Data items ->
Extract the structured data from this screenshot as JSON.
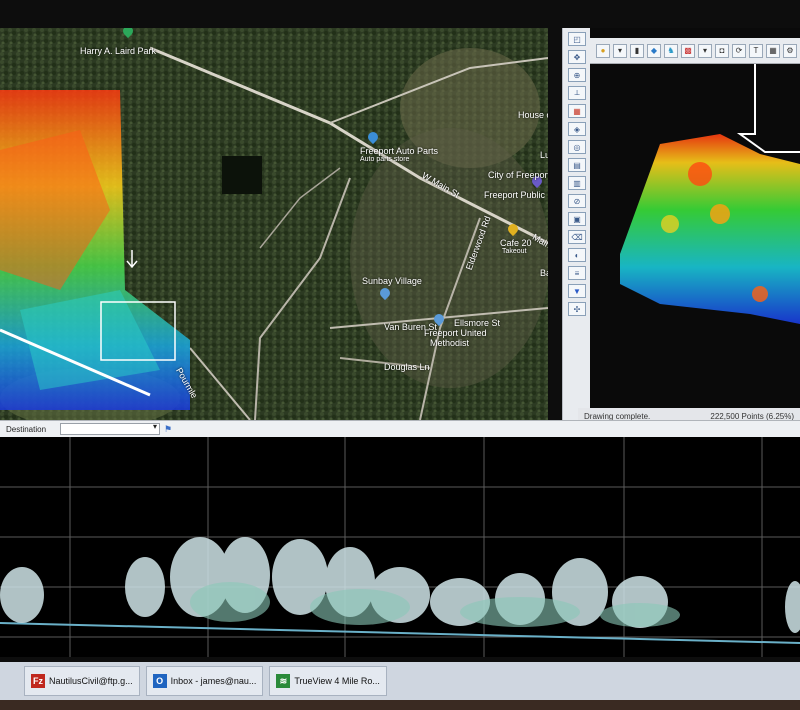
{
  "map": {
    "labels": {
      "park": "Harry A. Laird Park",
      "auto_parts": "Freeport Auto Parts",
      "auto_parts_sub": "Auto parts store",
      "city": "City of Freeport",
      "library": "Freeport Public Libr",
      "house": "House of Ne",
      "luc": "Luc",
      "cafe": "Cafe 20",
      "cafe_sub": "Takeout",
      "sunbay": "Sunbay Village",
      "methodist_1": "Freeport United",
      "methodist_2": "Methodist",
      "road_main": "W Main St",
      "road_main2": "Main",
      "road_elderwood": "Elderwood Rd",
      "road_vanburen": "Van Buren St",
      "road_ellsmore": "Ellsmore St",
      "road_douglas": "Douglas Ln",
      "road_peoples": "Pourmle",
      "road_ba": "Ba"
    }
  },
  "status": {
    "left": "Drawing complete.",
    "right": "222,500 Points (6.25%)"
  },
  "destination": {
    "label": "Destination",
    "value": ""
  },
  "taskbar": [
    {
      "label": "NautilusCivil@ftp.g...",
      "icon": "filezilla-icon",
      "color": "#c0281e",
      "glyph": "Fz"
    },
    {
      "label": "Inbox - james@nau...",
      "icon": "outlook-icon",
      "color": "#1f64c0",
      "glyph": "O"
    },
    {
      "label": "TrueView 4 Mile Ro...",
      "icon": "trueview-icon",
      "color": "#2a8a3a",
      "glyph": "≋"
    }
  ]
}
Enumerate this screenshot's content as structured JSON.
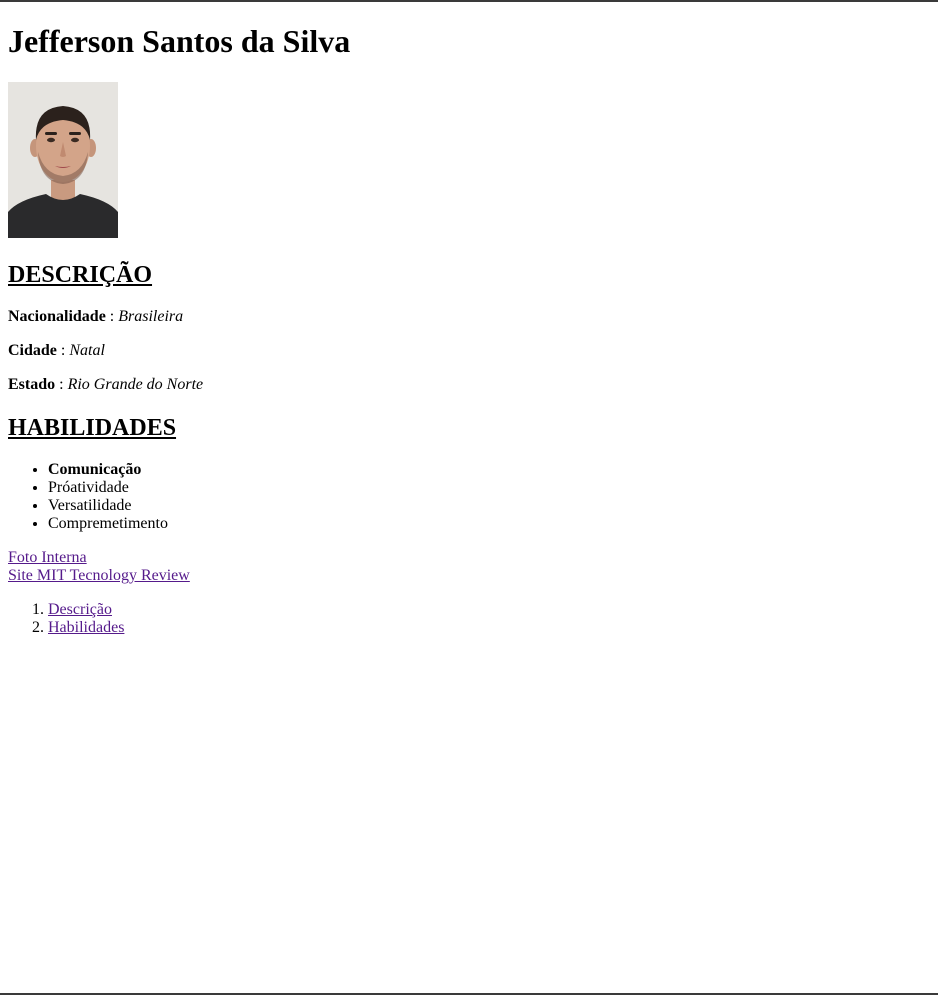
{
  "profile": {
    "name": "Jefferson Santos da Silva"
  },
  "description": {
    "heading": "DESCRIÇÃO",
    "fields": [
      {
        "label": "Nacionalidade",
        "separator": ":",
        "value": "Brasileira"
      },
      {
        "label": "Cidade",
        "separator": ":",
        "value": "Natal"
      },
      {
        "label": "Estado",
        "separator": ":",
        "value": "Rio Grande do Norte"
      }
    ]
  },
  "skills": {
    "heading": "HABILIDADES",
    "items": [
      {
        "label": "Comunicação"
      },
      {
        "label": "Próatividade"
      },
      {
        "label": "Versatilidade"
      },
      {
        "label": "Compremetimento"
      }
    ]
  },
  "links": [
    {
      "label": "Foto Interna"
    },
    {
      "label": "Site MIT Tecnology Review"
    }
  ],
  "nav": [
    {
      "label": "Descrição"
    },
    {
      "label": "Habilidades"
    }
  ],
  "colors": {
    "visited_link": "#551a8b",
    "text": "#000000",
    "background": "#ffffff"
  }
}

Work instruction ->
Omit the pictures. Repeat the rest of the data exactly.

Output of the exercise ->
Extract the structured data from this screenshot as JSON.
{
  "map": {
    "labels": {
      "park": "Harry A. Laird Park",
      "auto_parts": "Freeport Auto Parts",
      "auto_parts_sub": "Auto parts store",
      "city": "City of Freeport",
      "library": "Freeport Public Libr",
      "house": "House of Ne",
      "luc": "Luc",
      "cafe": "Cafe 20",
      "cafe_sub": "Takeout",
      "sunbay": "Sunbay Village",
      "methodist_1": "Freeport United",
      "methodist_2": "Methodist",
      "road_main": "W Main St",
      "road_main2": "Main",
      "road_elderwood": "Elderwood Rd",
      "road_vanburen": "Van Buren St",
      "road_ellsmore": "Ellsmore St",
      "road_douglas": "Douglas Ln",
      "road_peoples": "Pourmle",
      "road_ba": "Ba"
    }
  },
  "status": {
    "left": "Drawing complete.",
    "right": "222,500 Points (6.25%)"
  },
  "destination": {
    "label": "Destination",
    "value": ""
  },
  "taskbar": [
    {
      "label": "NautilusCivil@ftp.g...",
      "icon": "filezilla-icon",
      "color": "#c0281e",
      "glyph": "Fz"
    },
    {
      "label": "Inbox - james@nau...",
      "icon": "outlook-icon",
      "color": "#1f64c0",
      "glyph": "O"
    },
    {
      "label": "TrueView 4 Mile Ro...",
      "icon": "trueview-icon",
      "color": "#2a8a3a",
      "glyph": "≋"
    }
  ]
}
Enumerate this screenshot's content as structured JSON.
{
  "profile": {
    "name": "Jefferson Santos da Silva"
  },
  "description": {
    "heading": "DESCRIÇÃO",
    "fields": [
      {
        "label": "Nacionalidade",
        "separator": ":",
        "value": "Brasileira"
      },
      {
        "label": "Cidade",
        "separator": ":",
        "value": "Natal"
      },
      {
        "label": "Estado",
        "separator": ":",
        "value": "Rio Grande do Norte"
      }
    ]
  },
  "skills": {
    "heading": "HABILIDADES",
    "items": [
      {
        "label": "Comunicação"
      },
      {
        "label": "Próatividade"
      },
      {
        "label": "Versatilidade"
      },
      {
        "label": "Compremetimento"
      }
    ]
  },
  "links": [
    {
      "label": "Foto Interna"
    },
    {
      "label": "Site MIT Tecnology Review"
    }
  ],
  "nav": [
    {
      "label": "Descrição"
    },
    {
      "label": "Habilidades"
    }
  ],
  "colors": {
    "visited_link": "#551a8b",
    "text": "#000000",
    "background": "#ffffff"
  }
}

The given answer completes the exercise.